As the president of a company that falls into the SME category, I have witnessed significant change in the Canadian and global geomatics marketplace. I also note that Canadian companies face considerable challenges and opportunities in this changing geomatics business ecosystem.
Changes in federal government policies and funding have also had an adverse effect on geomatics companies in international markets. For example, by limiting involvement of the Canadian International Development Agency (CIDA) in the Industrial Cooperation Program, Canadian geomatics companies are no longer funded by CIDA to undertake feasibility studies in developing countries. These feasibility studies provided companies with first-hand knowledge of geomatics services that would be required in the future and gave them somewhat of a competitive advantage going forward. An end to government funding of the GEOIDE program means there is no longer a dedicated geomatics Network Centre of Excellence (NCE) to work with industry and government to develop innovative commercial capacity.

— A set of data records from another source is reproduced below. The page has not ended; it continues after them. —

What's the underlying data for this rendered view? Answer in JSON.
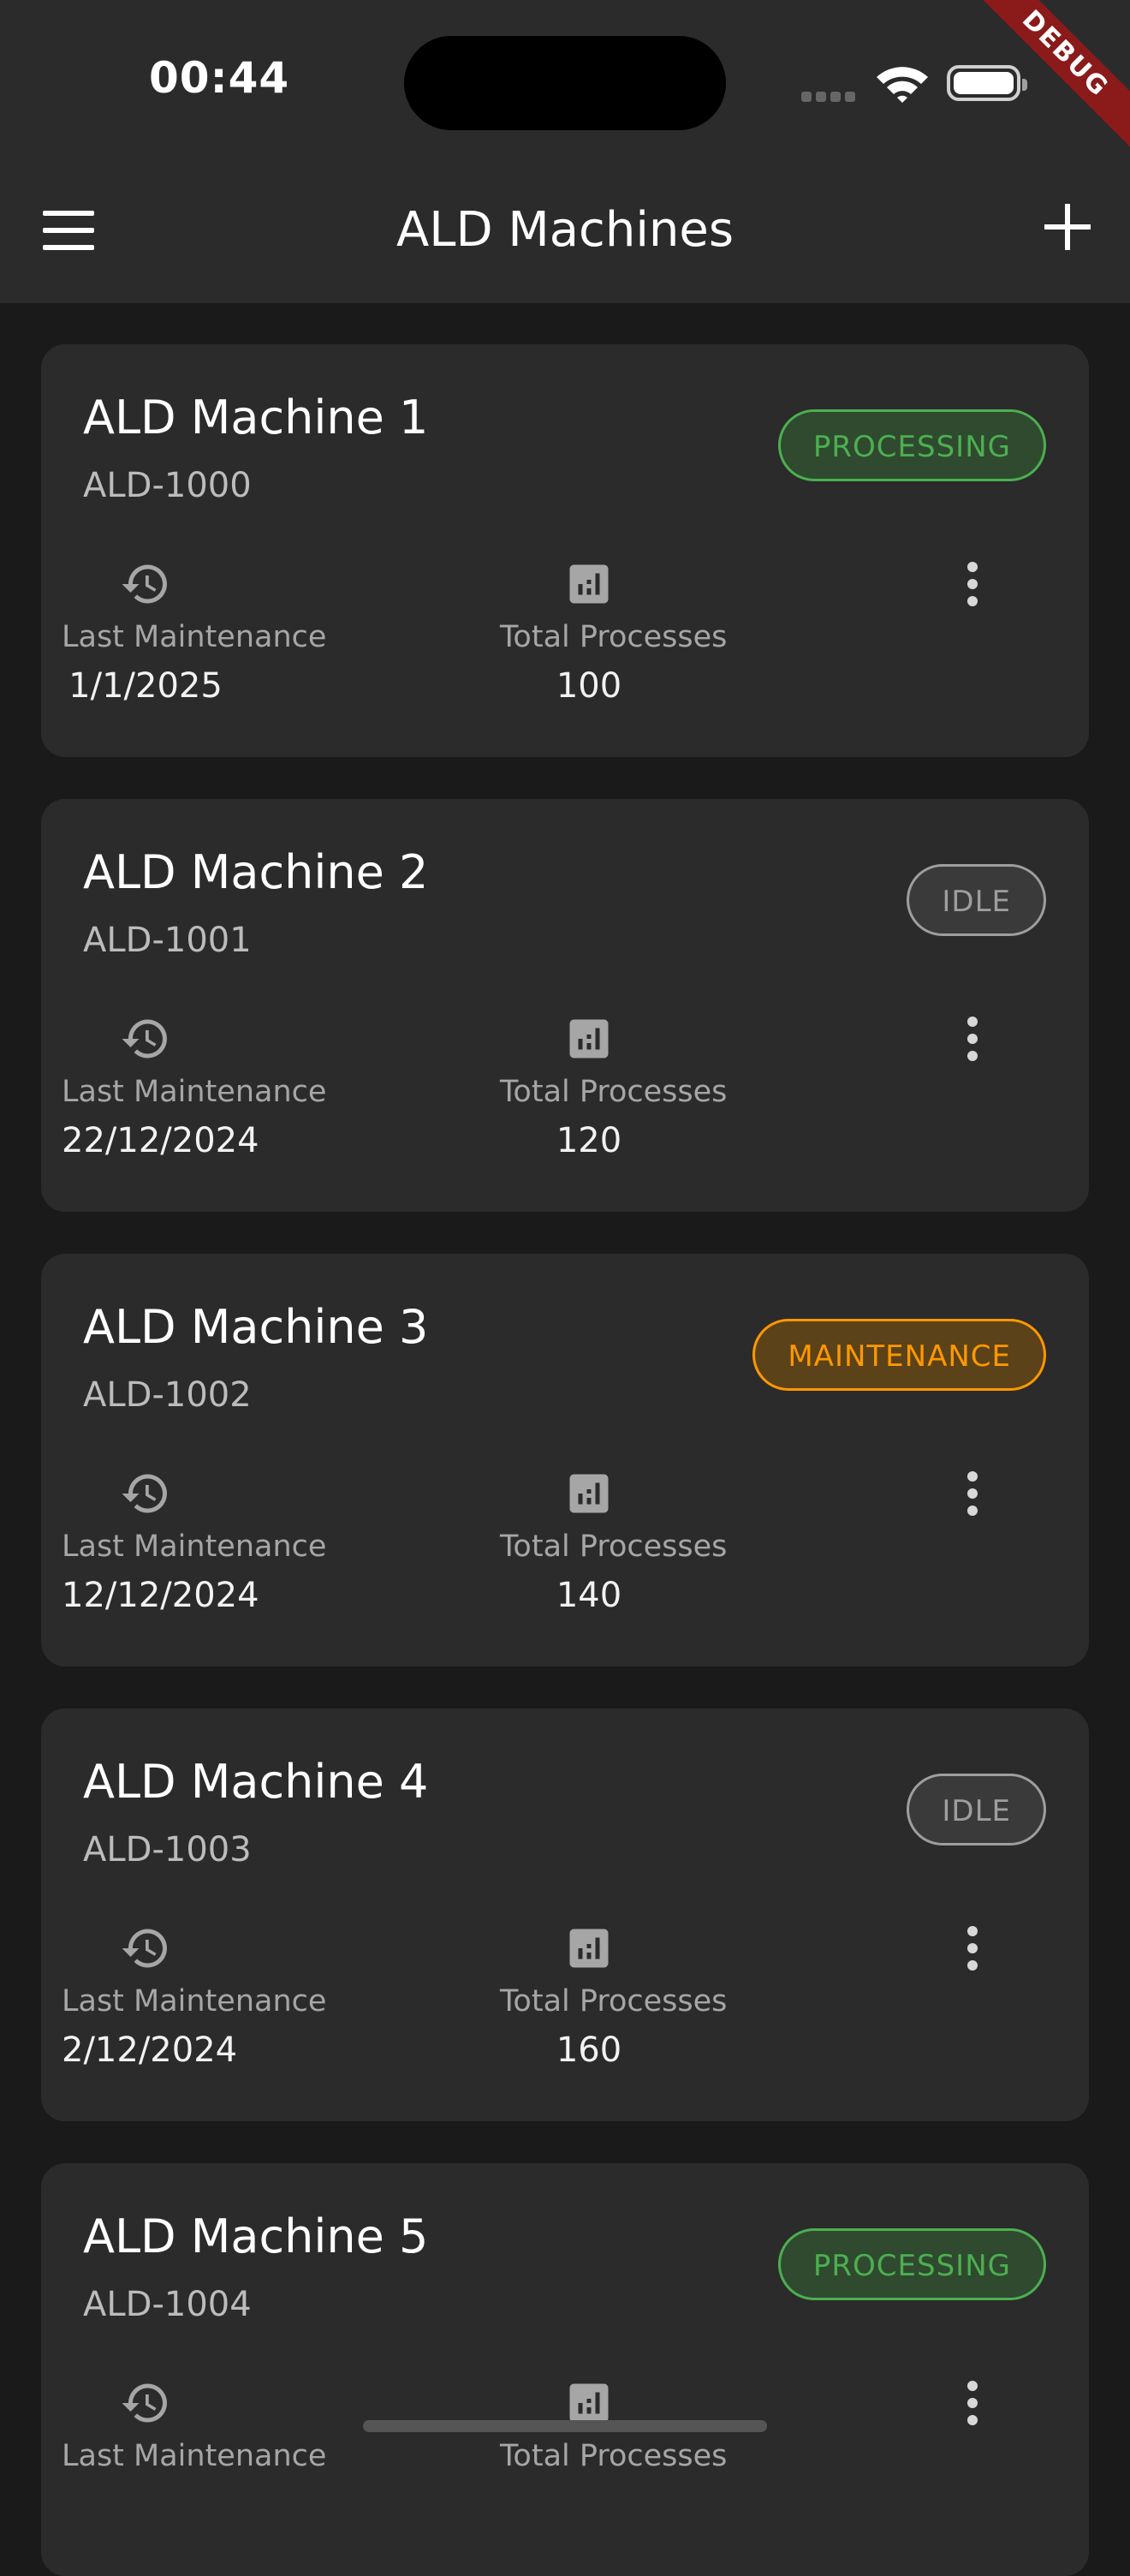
{
  "status_bar": {
    "time": "00:44",
    "debug_label": "DEBUG"
  },
  "app_bar": {
    "title": "ALD Machines",
    "menu_icon": "menu-icon",
    "add_icon": "add-icon"
  },
  "labels": {
    "last_maintenance": "Last Maintenance",
    "total_processes": "Total Processes"
  },
  "colors": {
    "background": "#1a1a1a",
    "surface": "#2b2b2b",
    "processing": "#4caf50",
    "idle": "#9e9e9e",
    "maintenance": "#ff9800"
  },
  "machines": [
    {
      "name": "ALD Machine 1",
      "id": "ALD-1000",
      "status": "PROCESSING",
      "last_maintenance": "1/1/2025",
      "total_processes": "100"
    },
    {
      "name": "ALD Machine 2",
      "id": "ALD-1001",
      "status": "IDLE",
      "last_maintenance": "22/12/2024",
      "total_processes": "120"
    },
    {
      "name": "ALD Machine 3",
      "id": "ALD-1002",
      "status": "MAINTENANCE",
      "last_maintenance": "12/12/2024",
      "total_processes": "140"
    },
    {
      "name": "ALD Machine 4",
      "id": "ALD-1003",
      "status": "IDLE",
      "last_maintenance": "2/12/2024",
      "total_processes": "160"
    },
    {
      "name": "ALD Machine 5",
      "id": "ALD-1004",
      "status": "PROCESSING",
      "last_maintenance": "",
      "total_processes": ""
    }
  ]
}
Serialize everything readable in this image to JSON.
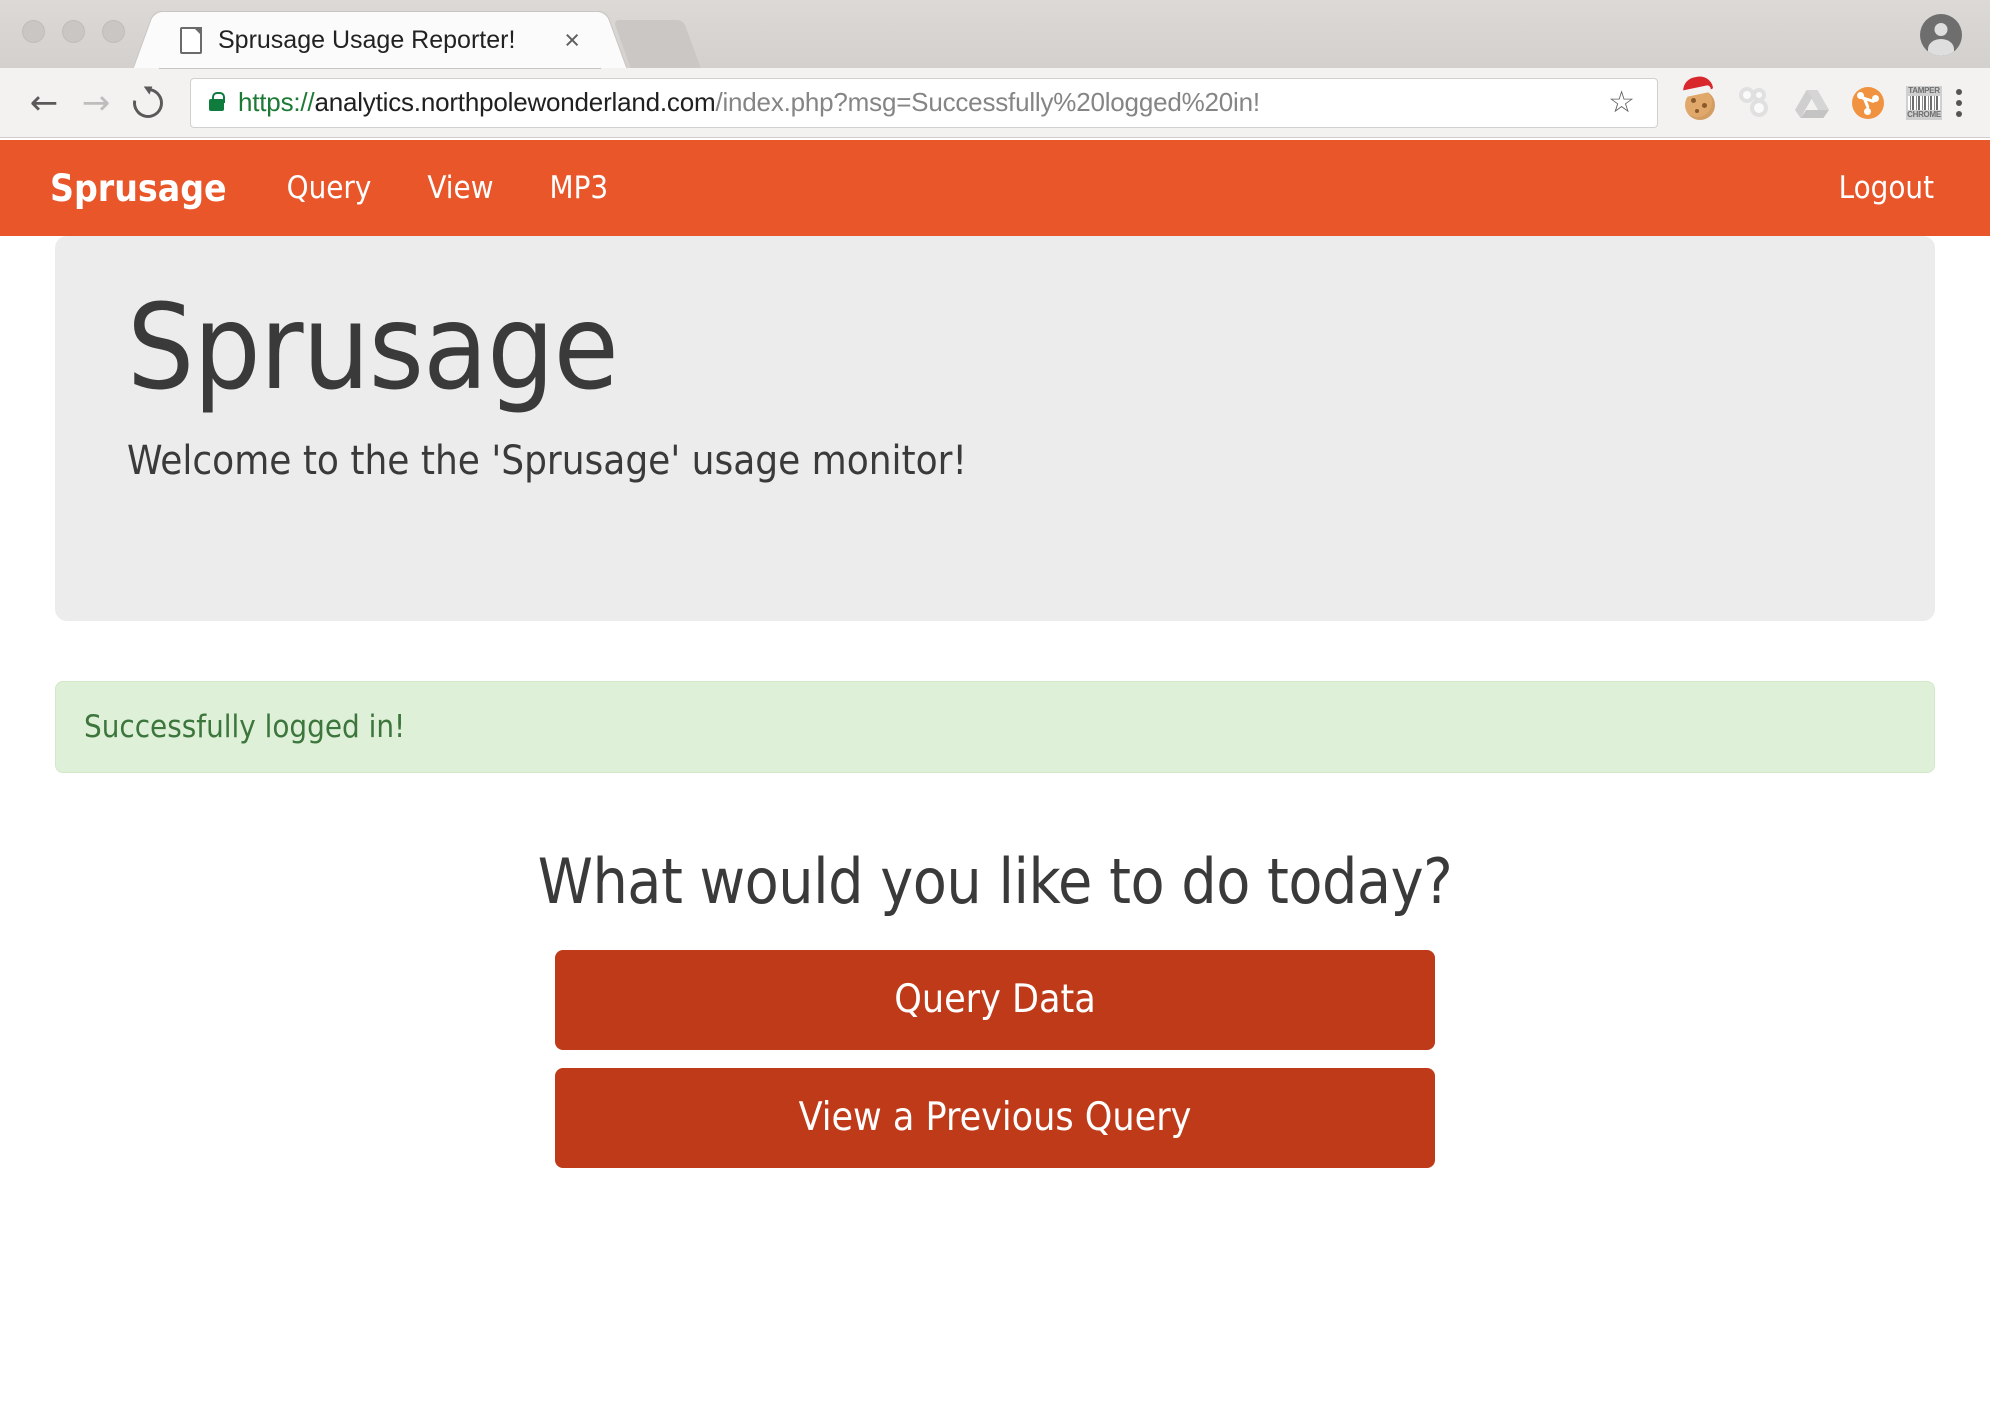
{
  "browser": {
    "tab": {
      "title": "Sprusage Usage Reporter!",
      "close_label": "×"
    },
    "toolbar": {
      "back_label": "←",
      "forward_label": "→",
      "reload_name": "reload",
      "star_label": "☆",
      "url_scheme": "https://",
      "url_host": "analytics.northpolewonderland.com",
      "url_path": "/index.php?msg=Successfully%20logged%20in!",
      "url_full": "https://analytics.northpolewonderland.com/index.php?msg=Successfully%20logged%20in!",
      "extensions": [
        {
          "name": "santa-cookie-extension-icon"
        },
        {
          "name": "bubbles-extension-icon"
        },
        {
          "name": "google-drive-extension-icon"
        },
        {
          "name": "share-node-extension-icon"
        },
        {
          "name": "tamper-chrome-extension-icon",
          "line1": "TAMPER",
          "line2": "CHROME"
        }
      ]
    }
  },
  "site": {
    "navbar": {
      "brand": "Sprusage",
      "links": [
        {
          "label": "Query"
        },
        {
          "label": "View"
        },
        {
          "label": "MP3"
        }
      ],
      "logout": "Logout",
      "color": "#e8562a"
    },
    "jumbotron": {
      "heading": "Sprusage",
      "subheading": "Welcome to the the 'Sprusage' usage monitor!",
      "background": "#ececec"
    },
    "alert": {
      "message": "Successfully logged in!",
      "background": "#dff0d8",
      "text_color": "#3c763d"
    },
    "cta": {
      "heading": "What would you like to do today?",
      "buttons": [
        {
          "label": "Query Data",
          "color": "#bf3a19"
        },
        {
          "label": "View a Previous Query",
          "color": "#bf3a19"
        }
      ]
    }
  }
}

Data availability is another factor; for example, the United States federal and state governments have implemented policies that make data available at no charge. This has enabled start-up companies to develop new applications. While the Government of Canada is committed to open data, this is not true across the board for other levels of government in Canada.
I think that to be able to gain a competitive advantage at home and abroad, the private sector must immediately begin to invest heavily into R&D to spur innovation. This means that government, the federal government in particular must take corresponding action to:
maintain its responsibility for delivering foundation datasets.
I believe that the Canadian private sector has recognized the dramatic market shifts of the past several years. To succeed, geomatics businesses need to focus strategically on specialized value-added location information services for both consumer and business markets instead of dwindling government projects.
I would argue that there is a need for a united, strong and proactive industry and a professional organisation that will engage government and influence it to initiate programs for data acquisition that will allow industry and others to participate and offer value-added products and services.
I believe that there are opportunities in identifying those markets that large players (such as Microsoft and Google) cannot serve, and to become suppliers of choice for authoritative data services and accompanying, innovative, applications.
What do you think?
- Anthony (Tony) Sani is the President of Sani-International Technology Advisors Inc. (a Canadian surveying, mapping and consulting company) and a steering committee member of the CGCRT.